Records contained in a dataset
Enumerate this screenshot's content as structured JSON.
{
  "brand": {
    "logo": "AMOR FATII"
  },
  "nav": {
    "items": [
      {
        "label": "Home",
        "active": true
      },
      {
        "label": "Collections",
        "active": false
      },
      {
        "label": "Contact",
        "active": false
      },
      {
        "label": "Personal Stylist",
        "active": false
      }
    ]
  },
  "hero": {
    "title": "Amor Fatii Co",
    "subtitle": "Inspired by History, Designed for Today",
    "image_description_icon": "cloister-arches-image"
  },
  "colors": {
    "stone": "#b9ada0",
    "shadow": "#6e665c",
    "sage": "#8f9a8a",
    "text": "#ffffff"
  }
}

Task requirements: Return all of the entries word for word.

Task answer:
Enumerate this screenshot's content as structured JSON.
{
  "brand": {
    "logo": "AMOR FATII"
  },
  "nav": {
    "items": [
      {
        "label": "Home",
        "active": true
      },
      {
        "label": "Collections",
        "active": false
      },
      {
        "label": "Contact",
        "active": false
      },
      {
        "label": "Personal Stylist",
        "active": false
      }
    ]
  },
  "hero": {
    "title": "Amor Fatii Co",
    "subtitle": "Inspired by History, Designed for Today",
    "image_description_icon": "cloister-arches-image"
  },
  "colors": {
    "stone": "#b9ada0",
    "shadow": "#6e665c",
    "sage": "#8f9a8a",
    "text": "#ffffff"
  }
}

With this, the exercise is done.